A six-seat floatplane, touted as the world's first commercial electric aircraft, made its first test flight Tuesday near Vancouver, western Canada, according to an AFP journalist on site.
The Canadian company Harbor Air, a 62-year-old de Havilland Beaver DHC-2 powered by an electric motor, flew a few minutes early in the morning, departing from the Vancouver airport, in front of a hundreds of curious and journalists.
"This is the beginning of the era of electric aviation," said Roei Ganzarski, president of the Seattle-based magni-X company, who designed the 750 horsepower electric motor for Harbor Air. , North America's largest seaplane company.
The yellow and blue aircraft was flown by Greg McDougall, founder and president of Harbor Air, which operates about 40 seaplanes and carries some 500,000 short-haul passengers annually along the Pacific coast of British Columbia. "Our goal is to electrify the entire fleet, there is no reason not to do it," he added.
McDougall says he will have to wait at least another two years before starting this electrification. He will first have to conduct further flight tests to test the reliability of the engine and obtain the necessary approvals for commercial operation, according to McDougall. him.
"For me it was like driving a normal Beaver, except that it was a Beaver on electric steroids," he commented after a flight along the Fraser River, which adjoins the airport. "In fact I even had to contain the power."
Due to the capabilities of its battery, the "e-Beaver" tested Tuesday has a limited range of about 160 km, which corresponds to the majority of flights operated by Harbor Air, explained its CEO.
Low-cost flying on electric planes could transform the way people travel, including getting to work, he says.
"If people are willing to drive for an hour to work, why not fly for 15 minutes," he asked.
Interviewed before the test flight, Canada's Transport Minister Marc Garneau said he was very interested in this experience "because it could point the way to a more environmentally friendly way of flying."
Aviation accounts for about 2% of global carbon dioxide (CO2) emissions, according to figures from the International Civil Aviation Organization (ICAO).
Last October, at the last general meeting of the UN institution based in Montreal, the 193 member countries committed to work on a long-term goal (2050) to limit CO2 emissions from international flights.

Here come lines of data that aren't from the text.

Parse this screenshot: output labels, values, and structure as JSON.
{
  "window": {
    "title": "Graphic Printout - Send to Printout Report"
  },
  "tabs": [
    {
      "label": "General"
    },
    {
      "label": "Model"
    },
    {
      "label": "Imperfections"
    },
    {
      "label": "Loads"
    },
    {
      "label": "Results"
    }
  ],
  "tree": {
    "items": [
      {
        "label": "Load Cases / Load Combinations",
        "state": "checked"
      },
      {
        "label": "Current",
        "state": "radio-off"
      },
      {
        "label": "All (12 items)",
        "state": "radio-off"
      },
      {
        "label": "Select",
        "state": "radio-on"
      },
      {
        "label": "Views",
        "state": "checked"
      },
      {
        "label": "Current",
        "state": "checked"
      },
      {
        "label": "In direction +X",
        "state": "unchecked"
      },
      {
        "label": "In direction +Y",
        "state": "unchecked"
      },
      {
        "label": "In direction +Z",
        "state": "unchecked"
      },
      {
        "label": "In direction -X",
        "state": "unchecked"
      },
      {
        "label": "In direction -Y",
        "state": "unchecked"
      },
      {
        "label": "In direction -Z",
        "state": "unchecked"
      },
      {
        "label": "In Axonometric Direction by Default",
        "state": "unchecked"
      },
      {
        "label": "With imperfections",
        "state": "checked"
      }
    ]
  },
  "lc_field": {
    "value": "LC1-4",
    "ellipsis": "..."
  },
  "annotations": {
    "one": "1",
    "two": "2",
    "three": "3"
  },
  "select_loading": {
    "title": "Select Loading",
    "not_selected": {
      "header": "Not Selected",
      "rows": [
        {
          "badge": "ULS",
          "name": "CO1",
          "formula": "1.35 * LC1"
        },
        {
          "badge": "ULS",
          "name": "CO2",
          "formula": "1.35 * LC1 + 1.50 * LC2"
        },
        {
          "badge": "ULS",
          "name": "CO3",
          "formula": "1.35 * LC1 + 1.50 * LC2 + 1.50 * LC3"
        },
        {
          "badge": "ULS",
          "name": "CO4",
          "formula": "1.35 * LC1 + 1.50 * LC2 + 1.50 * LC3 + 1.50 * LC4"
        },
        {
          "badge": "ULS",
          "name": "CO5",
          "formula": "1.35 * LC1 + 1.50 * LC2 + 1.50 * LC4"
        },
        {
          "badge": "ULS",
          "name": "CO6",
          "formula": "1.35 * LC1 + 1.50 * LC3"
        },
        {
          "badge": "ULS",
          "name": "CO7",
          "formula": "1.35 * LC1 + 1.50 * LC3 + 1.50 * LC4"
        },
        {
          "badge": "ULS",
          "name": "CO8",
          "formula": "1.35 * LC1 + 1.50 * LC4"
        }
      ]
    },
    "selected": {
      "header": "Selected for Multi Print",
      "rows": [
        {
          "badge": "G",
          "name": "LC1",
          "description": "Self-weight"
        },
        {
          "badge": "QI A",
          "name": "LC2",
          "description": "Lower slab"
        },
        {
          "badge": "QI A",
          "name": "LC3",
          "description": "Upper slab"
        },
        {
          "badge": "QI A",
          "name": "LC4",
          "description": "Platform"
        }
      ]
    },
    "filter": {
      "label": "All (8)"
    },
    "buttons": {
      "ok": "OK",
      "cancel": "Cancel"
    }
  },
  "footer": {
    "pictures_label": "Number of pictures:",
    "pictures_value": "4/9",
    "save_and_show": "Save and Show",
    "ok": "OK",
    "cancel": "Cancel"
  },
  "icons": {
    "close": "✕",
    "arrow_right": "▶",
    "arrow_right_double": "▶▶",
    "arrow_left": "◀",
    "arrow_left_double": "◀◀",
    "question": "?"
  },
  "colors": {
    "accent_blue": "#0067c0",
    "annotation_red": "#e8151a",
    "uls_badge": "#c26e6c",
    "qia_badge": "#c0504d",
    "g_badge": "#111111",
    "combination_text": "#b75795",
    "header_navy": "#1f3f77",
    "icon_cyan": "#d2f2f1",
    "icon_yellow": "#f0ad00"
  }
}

This goal will be discussed at the next Triennial Assembly in 2022.
© 2019 AFP